Tesco has slumped to last place in this year’s G33 service awards while Morrisons has risen to first. Why the reversal in fortunes?

This is a tale of two retailers. For Morrisons and Tesco it was the best of times, it was the worst of times - no prizes for guessing which fate befell which retailer.

Morrisons, a regular winner of this award along with Asda, has snatched back the G33 crown for service from Tesco, which has gone into a tailspin since winning in 2011 - this year finishing last with just five wins for service versus Morrisons’ 15.

Mystery shoppers regularly lambasted Tesco’s stores for looking tired and shabby and criticised staff for being unhelpful and uncommunicative. So it was no surprise when CEO Philip Clarke publicly admitted customer service was not good enough. But how did things fall apart in just 12 months?

The short answer is that while Morrisons raised its game, posting more than double the seven wins it achieved last year, Tesco took its eye off the ball.

“Tesco milked the UK business in every way it could,” says Investec Securities analyst David McCarthy. “The three traditional ways you do that are to put prices up, take quality out of the product and take service out of stores. Tesco has clearly done that and admitted as much, with Clarke saying its stores have been ‘running on hot’.

“You can get away with one of those three things in the short term, but if you do all three long term it catches up with you.”

Morrisons put customer service to the fore with its new initiative HOT - which stands for Hello, Offer, Thank.

Every winning Morrisons manager The Grocer spoke to cited HOT as one of the key reasons for the win. It inspired staff to be friendly in an entirely natural way, they said. Staff weren’t being ordered to wander the aisles with Stepford-style smiles plastered onto their faces. Instead they were simply encouraged to be themselves.

“We want our colleagues to enjoy their work,” says Morrisons group retail director Mark Harrison. “Sometimes working in a supermarket can all be task driven, but we wanted everyone to task and talk. And we wanted staff to interact with customers naturally. After we launched HOT, it became evident that you can’t structure a conversation with a customer. It just doesn’t sound right. So we said be natural and enjoy what you are doing. And this is the result.”

Each employee received one-to-one training from a manager to ensure the rollout was a success - a lengthy process, but a worthwhile one judging by the results. Harrison also attests to a new “buzz” on the shop floor in the wake of other changes introduced by Dalton Philips, such as the overhaul of its own-label range and introduction of its new stores of the future. “There’s a real team spirit. Everyone wants to help each other. It’s a great place to be.”

The contrast with Tesco couldn’t be sharper. But Shore Capital’s Clive Black says Tesco is determined to improve. “Tesco has a 5.2% operating margin. It expects that to stay where it is, which means it will be generating resource to invest in price, service and stores,” he says. “We expect Tesco to be showing steady but real improvement over the next two to three years.”
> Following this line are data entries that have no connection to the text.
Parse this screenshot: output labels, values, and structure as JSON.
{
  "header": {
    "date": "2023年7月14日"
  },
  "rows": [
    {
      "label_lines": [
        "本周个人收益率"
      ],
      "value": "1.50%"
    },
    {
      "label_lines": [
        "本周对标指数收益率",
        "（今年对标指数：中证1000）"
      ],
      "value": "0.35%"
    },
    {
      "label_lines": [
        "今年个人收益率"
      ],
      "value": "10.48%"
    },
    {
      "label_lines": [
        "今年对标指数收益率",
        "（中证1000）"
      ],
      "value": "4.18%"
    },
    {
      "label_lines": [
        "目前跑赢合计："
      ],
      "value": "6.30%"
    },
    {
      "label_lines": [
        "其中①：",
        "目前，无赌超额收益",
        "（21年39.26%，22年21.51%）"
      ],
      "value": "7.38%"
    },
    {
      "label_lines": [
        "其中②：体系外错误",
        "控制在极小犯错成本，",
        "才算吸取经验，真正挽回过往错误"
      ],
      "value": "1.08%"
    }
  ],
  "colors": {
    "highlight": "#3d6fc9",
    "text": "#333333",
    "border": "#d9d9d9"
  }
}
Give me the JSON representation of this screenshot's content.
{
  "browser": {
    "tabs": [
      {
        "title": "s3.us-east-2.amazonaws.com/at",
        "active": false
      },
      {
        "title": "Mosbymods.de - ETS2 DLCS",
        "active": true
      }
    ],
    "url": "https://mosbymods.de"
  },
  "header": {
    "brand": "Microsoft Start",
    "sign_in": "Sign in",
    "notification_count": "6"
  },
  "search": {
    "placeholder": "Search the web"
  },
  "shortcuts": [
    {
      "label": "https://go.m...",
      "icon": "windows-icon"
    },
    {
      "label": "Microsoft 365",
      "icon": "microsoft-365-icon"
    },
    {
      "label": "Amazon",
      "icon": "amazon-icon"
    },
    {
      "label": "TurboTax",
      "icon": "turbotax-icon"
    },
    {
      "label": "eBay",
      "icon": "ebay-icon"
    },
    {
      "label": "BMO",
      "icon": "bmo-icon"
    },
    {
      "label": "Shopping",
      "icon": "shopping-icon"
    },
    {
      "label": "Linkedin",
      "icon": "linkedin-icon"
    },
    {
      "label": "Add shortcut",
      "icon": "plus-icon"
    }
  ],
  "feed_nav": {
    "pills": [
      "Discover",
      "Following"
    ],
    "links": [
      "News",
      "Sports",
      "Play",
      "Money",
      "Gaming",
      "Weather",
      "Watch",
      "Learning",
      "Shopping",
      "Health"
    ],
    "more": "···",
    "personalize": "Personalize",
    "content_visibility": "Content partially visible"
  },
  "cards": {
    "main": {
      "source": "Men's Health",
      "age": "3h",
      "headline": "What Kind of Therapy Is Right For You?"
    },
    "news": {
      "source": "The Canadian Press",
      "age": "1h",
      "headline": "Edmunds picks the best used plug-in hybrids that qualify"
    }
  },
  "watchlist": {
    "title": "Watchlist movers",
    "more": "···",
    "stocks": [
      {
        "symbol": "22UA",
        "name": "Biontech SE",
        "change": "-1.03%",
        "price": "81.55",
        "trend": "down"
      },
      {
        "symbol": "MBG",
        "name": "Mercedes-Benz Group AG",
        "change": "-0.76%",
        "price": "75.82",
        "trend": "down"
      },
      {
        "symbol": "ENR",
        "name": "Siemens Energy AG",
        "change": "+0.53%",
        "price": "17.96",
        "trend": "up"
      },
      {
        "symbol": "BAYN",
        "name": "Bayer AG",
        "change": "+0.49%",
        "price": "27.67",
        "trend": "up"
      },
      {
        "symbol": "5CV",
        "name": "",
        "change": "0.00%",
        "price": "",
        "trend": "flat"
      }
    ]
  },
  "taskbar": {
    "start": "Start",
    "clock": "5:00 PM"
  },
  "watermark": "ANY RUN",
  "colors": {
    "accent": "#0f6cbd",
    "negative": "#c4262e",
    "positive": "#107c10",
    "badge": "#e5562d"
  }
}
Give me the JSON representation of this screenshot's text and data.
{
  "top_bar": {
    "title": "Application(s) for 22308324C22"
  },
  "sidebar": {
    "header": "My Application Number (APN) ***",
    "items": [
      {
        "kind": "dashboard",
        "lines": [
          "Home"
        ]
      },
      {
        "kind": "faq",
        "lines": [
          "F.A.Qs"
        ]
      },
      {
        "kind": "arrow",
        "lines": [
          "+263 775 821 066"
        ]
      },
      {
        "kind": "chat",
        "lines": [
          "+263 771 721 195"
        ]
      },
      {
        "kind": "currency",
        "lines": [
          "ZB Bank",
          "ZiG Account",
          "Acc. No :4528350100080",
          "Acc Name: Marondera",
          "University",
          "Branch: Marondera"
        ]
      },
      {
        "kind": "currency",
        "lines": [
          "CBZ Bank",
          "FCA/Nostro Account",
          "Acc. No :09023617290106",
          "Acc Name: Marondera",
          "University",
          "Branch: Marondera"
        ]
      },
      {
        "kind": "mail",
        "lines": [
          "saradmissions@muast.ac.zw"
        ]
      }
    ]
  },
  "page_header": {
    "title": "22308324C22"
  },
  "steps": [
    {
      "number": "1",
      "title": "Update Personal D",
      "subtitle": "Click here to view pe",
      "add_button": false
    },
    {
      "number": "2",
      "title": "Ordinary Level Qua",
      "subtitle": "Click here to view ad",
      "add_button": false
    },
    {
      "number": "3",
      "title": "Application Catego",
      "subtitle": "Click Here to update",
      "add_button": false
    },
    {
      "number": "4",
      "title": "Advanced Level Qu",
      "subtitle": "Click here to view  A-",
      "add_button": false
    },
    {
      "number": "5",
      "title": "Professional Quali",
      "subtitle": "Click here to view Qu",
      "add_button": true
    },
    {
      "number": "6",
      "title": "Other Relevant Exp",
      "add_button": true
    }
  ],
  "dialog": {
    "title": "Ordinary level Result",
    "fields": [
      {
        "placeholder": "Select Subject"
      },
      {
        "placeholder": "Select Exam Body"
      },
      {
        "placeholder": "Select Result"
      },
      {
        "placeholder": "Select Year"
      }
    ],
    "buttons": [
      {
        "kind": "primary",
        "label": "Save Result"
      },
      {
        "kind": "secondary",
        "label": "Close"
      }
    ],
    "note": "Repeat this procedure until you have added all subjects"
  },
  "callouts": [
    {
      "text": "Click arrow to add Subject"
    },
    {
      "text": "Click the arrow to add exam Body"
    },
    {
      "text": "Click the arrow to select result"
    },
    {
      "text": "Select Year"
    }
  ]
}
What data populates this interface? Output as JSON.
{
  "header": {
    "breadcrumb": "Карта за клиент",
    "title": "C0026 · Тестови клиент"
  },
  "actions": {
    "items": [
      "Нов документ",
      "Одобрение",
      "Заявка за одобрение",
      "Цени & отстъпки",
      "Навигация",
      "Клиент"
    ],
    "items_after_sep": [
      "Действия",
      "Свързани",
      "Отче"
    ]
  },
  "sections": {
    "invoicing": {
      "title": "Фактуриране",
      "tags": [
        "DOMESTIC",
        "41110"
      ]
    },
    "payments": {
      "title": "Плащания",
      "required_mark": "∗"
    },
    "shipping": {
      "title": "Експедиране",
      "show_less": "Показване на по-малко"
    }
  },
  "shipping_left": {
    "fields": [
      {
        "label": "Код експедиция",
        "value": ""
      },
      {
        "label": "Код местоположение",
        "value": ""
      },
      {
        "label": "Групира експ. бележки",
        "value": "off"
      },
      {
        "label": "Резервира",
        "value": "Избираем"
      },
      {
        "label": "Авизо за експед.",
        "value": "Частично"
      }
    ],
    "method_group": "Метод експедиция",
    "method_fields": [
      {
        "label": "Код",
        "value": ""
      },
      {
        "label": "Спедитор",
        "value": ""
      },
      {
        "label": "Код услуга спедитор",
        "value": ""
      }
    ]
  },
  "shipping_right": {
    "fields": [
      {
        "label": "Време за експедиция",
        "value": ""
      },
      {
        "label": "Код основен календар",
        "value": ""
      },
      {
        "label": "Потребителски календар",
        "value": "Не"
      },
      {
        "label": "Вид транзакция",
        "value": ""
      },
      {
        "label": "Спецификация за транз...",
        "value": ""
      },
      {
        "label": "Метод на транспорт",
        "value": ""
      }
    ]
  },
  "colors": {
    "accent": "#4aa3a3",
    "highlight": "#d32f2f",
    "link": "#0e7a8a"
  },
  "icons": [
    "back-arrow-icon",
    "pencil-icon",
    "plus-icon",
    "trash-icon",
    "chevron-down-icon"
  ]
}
McCarthy agrees that the situation can be turned around, but will take time. “Tesco is now trying to reverse the decline, but it will take longer to reverse than it realises,” he says.

“You can put staff back in quickly but the current negative image of Tesco among shoppers will lag for a while.”